Thank you for reporting this comment. Undo

Those mentioned are all nice palms but a few more you might try are Ptychosperma Sp

Areca vesteria red
Licuala peltata var. sumawongii

    Bookmark   June 10, 2008 at 12:55PM
Thank you for reporting this comment. Undo
Linda's Garden z6 Utah

David, Those are some really nice palms you have!!! I really like the last one, I haven't seen one like that before. I will have to look and see if I can find one. You are so lucky to live in Florida where you can grow all these cool palms outside and not have to worry about bringing them in for the winter.

    Bookmark   June 10, 2008 at 10:02PM
Thank you for reporting this comment. Undo

Thank you. There are many you can grow indoors like kentia palms (howea forsteriana)that I cant grow outdoors that looks tropical and very easy to take care of. Good luck

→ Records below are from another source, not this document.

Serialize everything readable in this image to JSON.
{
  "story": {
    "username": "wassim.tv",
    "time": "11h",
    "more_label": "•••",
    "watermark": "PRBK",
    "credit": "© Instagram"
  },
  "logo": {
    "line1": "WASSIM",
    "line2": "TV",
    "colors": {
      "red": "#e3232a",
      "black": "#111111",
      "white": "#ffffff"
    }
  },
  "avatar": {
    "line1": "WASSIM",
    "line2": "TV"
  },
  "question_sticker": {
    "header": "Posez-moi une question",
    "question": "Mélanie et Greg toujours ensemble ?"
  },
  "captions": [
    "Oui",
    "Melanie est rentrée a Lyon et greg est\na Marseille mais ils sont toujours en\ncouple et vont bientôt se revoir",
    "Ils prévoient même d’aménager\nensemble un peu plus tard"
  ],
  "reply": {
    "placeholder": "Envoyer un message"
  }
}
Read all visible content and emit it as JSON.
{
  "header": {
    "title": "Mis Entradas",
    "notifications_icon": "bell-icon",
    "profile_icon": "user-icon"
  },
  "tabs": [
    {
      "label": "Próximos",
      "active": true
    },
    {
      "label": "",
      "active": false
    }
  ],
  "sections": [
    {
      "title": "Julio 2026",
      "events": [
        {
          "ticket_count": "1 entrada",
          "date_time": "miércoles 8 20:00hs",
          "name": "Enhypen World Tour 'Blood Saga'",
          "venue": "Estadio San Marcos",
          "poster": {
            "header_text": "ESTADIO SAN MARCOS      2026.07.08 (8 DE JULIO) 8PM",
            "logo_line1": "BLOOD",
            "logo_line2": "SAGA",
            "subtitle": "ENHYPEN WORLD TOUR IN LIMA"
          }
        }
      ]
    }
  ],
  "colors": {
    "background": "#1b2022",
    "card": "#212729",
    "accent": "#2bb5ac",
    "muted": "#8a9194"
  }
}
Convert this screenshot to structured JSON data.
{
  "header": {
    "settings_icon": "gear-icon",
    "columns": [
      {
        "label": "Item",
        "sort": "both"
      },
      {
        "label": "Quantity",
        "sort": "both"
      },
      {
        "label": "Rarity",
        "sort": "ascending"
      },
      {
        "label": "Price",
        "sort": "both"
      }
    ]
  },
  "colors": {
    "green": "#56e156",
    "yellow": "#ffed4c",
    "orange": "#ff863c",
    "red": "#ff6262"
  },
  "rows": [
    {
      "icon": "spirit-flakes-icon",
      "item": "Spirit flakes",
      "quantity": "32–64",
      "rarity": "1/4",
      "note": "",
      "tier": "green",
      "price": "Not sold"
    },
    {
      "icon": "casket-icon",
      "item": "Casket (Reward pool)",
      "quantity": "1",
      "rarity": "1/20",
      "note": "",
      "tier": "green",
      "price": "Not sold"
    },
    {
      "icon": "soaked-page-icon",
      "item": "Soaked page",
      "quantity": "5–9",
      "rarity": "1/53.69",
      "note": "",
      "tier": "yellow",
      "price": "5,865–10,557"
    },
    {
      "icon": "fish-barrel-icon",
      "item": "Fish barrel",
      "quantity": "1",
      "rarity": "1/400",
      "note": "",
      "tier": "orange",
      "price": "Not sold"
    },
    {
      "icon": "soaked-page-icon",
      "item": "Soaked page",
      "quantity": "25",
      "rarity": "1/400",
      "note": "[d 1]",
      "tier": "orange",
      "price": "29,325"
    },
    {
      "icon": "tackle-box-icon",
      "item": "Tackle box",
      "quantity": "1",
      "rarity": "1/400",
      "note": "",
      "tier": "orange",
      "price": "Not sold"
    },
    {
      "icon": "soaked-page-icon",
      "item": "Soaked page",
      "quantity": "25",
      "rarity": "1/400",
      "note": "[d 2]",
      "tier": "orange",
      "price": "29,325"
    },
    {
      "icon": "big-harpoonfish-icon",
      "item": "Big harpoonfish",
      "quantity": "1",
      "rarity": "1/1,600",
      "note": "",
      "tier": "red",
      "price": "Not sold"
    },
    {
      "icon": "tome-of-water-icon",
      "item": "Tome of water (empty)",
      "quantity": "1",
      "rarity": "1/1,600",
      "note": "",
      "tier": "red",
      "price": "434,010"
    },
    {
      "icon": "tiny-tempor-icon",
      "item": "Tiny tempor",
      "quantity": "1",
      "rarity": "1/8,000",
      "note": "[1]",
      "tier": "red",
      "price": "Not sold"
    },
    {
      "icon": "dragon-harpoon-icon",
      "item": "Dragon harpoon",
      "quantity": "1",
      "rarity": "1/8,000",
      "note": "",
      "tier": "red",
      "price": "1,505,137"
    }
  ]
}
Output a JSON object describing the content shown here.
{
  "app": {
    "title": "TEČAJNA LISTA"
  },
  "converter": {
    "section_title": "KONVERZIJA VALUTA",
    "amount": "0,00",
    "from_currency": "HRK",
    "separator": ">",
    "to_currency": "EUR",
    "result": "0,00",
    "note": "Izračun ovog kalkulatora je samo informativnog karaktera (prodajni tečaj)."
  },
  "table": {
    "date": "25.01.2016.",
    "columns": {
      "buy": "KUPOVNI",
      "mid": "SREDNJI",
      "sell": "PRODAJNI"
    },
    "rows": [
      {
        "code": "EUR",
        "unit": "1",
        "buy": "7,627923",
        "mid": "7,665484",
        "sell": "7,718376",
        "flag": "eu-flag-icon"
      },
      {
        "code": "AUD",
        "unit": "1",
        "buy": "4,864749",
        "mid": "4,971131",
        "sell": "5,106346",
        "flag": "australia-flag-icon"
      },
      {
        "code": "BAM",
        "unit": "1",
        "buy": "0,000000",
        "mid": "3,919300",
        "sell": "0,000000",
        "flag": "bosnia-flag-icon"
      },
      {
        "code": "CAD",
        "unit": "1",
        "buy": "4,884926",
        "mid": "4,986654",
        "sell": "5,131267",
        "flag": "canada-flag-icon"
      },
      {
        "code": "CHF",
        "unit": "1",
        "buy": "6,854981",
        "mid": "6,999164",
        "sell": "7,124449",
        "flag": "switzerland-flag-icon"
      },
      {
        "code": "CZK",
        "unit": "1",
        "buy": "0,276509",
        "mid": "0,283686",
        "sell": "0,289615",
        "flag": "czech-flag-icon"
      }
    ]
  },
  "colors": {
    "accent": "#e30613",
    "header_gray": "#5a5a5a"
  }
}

    Bookmark   June 10, 2008 at 10:54PM
Sign Up to comment
More Discussions
I transplanted Bismarkias yesterday. Any success stories?
Late last summer I pushed two old Bismakia nobilis...
Josue Diaz
Me little plants just atsrting out
If you look close you can see the Y.Rostrata,variegated...
Germinating Bismarckia nobilis in cool subtropical climate
Hi, I am on Pico island in the Azores and there is...
Mexican Fan Palm Tree - Fronds Turning Yellow/Brown
Hi everyone, I live north of Dallas, TX and have a...
Need Help With My Bamboo Plant
I needed to add some nature and greenery to my townhouse,...
People viewed this after searching for:
© 2015 Houzz Inc. Houzz® The new way to design your home™